Component data from apps and pages:
*** Block opens ***
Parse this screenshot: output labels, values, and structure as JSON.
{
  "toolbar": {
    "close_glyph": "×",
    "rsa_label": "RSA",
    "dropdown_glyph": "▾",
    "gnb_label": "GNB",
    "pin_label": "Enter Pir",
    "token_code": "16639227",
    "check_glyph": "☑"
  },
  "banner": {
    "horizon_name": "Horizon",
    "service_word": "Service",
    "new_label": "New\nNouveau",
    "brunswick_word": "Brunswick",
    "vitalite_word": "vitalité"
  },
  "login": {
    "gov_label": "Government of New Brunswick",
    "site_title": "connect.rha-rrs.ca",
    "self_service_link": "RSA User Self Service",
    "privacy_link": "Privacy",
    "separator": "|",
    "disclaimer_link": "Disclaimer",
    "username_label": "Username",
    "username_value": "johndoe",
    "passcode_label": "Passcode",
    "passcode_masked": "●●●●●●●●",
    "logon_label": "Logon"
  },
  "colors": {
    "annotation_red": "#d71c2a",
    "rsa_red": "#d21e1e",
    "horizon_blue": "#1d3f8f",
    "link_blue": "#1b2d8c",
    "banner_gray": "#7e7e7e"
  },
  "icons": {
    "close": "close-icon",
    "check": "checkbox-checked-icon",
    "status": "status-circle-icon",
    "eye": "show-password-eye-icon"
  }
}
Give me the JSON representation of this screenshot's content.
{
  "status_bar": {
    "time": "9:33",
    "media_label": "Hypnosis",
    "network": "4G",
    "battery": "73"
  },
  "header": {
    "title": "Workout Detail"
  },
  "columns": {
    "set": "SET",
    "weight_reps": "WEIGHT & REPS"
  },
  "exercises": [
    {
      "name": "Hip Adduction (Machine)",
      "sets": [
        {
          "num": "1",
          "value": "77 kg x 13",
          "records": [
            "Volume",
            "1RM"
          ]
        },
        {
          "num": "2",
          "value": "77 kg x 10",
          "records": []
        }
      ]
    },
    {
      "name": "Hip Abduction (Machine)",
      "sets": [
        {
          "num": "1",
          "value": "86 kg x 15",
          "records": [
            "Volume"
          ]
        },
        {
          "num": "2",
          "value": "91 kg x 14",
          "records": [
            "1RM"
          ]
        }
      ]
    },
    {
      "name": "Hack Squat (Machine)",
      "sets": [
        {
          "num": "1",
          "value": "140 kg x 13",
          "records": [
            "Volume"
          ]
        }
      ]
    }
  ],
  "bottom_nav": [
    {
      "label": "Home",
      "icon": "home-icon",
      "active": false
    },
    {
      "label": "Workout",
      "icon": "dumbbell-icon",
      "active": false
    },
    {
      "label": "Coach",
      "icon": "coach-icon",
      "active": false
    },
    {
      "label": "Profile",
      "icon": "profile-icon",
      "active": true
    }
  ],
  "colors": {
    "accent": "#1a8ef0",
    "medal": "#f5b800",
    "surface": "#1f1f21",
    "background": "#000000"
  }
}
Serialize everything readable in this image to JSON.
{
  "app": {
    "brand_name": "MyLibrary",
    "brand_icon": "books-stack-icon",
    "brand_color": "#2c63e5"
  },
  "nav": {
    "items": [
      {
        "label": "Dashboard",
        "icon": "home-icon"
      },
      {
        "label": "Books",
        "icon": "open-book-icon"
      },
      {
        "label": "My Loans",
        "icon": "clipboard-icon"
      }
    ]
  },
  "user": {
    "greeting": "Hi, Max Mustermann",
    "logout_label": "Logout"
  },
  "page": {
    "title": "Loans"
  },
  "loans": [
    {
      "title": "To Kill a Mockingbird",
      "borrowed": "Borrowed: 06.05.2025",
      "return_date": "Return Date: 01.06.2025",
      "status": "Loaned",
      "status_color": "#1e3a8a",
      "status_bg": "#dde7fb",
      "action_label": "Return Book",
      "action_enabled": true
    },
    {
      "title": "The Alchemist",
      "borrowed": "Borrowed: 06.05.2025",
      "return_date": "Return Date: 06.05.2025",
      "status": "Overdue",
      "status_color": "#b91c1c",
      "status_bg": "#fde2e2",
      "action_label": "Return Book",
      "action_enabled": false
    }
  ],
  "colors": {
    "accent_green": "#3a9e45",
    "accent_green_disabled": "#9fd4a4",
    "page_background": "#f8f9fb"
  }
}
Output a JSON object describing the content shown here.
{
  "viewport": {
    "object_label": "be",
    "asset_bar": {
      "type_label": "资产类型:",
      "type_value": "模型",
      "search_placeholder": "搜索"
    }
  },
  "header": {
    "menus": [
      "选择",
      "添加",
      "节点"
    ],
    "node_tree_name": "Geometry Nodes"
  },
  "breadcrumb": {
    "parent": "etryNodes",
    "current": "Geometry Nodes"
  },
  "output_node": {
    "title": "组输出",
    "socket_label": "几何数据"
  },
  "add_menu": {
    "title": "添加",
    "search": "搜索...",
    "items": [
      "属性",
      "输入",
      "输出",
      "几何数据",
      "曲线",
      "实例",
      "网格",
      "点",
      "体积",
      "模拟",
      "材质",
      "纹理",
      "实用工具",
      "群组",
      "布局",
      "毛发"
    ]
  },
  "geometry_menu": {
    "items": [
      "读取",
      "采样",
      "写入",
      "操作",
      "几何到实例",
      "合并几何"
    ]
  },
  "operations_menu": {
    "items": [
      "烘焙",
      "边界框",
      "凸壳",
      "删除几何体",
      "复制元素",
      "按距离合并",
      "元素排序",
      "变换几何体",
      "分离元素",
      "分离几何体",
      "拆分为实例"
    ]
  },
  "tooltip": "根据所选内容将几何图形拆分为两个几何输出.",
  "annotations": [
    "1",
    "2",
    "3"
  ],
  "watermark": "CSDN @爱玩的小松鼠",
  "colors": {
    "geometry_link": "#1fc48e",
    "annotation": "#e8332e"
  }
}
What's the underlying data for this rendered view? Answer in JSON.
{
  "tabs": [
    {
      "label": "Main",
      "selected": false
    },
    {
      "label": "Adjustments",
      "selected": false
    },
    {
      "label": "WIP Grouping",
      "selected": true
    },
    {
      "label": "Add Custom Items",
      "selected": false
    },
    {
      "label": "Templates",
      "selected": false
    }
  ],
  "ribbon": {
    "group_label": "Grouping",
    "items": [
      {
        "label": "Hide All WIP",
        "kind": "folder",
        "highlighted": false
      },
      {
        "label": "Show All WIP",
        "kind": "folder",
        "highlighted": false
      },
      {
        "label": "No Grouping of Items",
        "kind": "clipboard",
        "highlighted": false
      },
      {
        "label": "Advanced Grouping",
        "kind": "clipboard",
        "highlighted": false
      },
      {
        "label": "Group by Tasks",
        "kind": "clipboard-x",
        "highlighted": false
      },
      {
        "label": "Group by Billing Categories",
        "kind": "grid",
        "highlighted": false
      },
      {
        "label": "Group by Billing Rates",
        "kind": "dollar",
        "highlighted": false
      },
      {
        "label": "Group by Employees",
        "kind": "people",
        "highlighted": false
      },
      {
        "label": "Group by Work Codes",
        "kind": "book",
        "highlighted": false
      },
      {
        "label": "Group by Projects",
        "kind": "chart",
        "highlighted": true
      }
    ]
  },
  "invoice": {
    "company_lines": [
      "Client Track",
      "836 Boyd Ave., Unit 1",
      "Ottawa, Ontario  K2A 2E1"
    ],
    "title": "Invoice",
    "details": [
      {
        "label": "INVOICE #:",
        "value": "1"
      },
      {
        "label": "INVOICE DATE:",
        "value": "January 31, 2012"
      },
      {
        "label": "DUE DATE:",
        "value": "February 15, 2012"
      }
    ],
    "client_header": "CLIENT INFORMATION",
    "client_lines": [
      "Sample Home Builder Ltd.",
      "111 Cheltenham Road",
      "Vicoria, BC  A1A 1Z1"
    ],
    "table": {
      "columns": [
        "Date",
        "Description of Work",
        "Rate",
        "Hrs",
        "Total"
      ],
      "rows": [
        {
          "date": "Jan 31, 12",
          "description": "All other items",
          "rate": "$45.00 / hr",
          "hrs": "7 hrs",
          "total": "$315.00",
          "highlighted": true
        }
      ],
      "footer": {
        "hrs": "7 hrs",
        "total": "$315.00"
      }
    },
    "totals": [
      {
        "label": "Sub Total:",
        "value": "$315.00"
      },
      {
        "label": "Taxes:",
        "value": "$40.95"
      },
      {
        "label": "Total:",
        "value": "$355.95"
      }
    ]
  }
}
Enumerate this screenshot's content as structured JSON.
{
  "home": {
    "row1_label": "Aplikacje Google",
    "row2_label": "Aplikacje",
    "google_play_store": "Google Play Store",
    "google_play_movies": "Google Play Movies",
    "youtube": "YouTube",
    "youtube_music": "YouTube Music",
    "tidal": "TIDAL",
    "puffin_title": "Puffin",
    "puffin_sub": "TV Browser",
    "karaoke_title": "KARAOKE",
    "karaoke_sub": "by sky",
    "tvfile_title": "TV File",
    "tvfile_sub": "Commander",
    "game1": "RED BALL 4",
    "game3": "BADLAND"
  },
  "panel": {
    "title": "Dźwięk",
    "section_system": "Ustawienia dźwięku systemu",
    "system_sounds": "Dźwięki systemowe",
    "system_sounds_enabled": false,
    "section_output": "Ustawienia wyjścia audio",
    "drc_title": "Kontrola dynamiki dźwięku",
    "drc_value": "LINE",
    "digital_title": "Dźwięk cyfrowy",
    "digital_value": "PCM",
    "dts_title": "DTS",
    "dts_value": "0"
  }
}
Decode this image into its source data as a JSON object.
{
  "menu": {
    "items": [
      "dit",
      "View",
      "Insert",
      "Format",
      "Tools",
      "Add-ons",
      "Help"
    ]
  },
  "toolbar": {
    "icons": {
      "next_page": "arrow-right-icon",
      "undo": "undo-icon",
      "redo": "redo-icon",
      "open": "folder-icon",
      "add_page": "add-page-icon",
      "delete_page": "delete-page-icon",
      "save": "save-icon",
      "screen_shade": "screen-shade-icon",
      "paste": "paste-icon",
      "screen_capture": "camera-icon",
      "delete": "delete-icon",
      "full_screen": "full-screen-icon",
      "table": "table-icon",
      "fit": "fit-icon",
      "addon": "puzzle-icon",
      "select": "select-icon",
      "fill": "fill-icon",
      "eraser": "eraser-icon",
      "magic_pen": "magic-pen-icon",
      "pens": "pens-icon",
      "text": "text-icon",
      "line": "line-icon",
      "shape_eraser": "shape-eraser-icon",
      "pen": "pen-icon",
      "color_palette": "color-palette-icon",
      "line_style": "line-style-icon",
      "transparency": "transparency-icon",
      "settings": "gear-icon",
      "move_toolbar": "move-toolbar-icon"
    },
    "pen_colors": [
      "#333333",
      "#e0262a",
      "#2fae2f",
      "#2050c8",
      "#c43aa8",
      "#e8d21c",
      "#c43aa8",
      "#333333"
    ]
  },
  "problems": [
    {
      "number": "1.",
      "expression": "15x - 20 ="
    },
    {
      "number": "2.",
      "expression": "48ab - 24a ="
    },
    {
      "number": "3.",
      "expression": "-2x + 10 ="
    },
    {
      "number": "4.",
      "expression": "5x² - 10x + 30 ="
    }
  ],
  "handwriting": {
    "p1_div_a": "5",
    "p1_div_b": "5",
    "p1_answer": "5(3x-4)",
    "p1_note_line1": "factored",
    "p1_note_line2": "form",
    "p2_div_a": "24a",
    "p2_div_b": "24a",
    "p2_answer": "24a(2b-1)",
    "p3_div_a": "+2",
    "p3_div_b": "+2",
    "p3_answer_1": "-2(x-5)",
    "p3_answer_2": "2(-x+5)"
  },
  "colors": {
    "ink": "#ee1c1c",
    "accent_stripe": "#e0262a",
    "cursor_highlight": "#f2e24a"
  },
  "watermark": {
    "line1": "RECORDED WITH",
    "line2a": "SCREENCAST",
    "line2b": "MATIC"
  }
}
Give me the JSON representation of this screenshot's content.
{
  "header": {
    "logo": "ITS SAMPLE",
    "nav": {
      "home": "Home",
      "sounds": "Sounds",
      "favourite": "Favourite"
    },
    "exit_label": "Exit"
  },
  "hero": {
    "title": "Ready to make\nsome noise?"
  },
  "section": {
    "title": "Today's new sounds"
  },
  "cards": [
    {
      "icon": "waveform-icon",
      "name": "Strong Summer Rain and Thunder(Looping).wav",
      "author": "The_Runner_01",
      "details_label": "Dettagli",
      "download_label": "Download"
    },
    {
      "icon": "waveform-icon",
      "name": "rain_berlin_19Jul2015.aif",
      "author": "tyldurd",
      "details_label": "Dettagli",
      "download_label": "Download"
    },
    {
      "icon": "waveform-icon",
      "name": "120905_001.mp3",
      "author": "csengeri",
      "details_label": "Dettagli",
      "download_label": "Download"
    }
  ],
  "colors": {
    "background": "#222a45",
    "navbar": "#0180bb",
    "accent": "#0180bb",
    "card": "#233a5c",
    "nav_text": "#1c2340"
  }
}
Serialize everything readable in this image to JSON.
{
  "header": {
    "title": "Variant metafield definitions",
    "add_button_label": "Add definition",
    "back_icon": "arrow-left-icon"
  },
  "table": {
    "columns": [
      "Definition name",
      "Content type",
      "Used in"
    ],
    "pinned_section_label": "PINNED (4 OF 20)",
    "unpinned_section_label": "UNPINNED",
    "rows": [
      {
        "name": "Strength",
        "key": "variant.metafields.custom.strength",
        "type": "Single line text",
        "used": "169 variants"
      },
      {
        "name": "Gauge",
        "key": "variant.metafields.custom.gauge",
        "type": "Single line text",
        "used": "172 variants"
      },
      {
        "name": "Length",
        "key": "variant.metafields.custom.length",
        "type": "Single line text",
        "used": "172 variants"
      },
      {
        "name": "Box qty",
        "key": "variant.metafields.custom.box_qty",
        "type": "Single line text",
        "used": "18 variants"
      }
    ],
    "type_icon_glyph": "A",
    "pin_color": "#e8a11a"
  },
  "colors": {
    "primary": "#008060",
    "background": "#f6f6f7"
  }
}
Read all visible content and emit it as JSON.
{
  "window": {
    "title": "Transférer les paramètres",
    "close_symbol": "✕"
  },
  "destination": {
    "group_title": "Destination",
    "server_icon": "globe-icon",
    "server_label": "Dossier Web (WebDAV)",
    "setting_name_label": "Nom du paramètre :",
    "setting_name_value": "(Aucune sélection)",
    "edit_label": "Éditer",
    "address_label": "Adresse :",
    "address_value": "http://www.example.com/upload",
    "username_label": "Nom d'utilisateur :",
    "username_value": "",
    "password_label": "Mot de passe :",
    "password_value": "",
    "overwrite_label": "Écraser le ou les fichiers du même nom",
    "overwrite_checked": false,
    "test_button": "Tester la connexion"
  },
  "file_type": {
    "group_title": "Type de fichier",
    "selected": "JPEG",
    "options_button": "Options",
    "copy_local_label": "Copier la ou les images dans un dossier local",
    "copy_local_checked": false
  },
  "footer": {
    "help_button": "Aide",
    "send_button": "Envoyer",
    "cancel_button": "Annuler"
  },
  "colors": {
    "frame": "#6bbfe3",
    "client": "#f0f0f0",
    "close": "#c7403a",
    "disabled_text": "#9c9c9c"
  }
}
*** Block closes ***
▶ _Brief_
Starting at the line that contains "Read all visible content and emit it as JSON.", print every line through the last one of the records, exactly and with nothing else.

▶ _Solution below_
Read all visible content and emit it as JSON.
{
  "window": {
    "title": "Transférer les paramètres",
    "close_symbol": "✕"
  },
  "destination": {
    "group_title": "Destination",
    "server_icon": "globe-icon",
    "server_label": "Dossier Web (WebDAV)",
    "setting_name_label": "Nom du paramètre :",
    "setting_name_value": "(Aucune sélection)",
    "edit_label": "Éditer",
    "address_label": "Adresse :",
    "address_value": "http://www.example.com/upload",
    "username_label": "Nom d'utilisateur :",
    "username_value": "",
    "password_label": "Mot de passe :",
    "password_value": "",
    "overwrite_label": "Écraser le ou les fichiers du même nom",
    "overwrite_checked": false,
    "test_button": "Tester la connexion"
  },
  "file_type": {
    "group_title": "Type de fichier",
    "selected": "JPEG",
    "options_button": "Options",
    "copy_local_label": "Copier la ou les images dans un dossier local",
    "copy_local_checked": false
  },
  "footer": {
    "help_button": "Aide",
    "send_button": "Envoyer",
    "cancel_button": "Annuler"
  },
  "colors": {
    "frame": "#6bbfe3",
    "client": "#f0f0f0",
    "close": "#c7403a",
    "disabled_text": "#9c9c9c"
  }
}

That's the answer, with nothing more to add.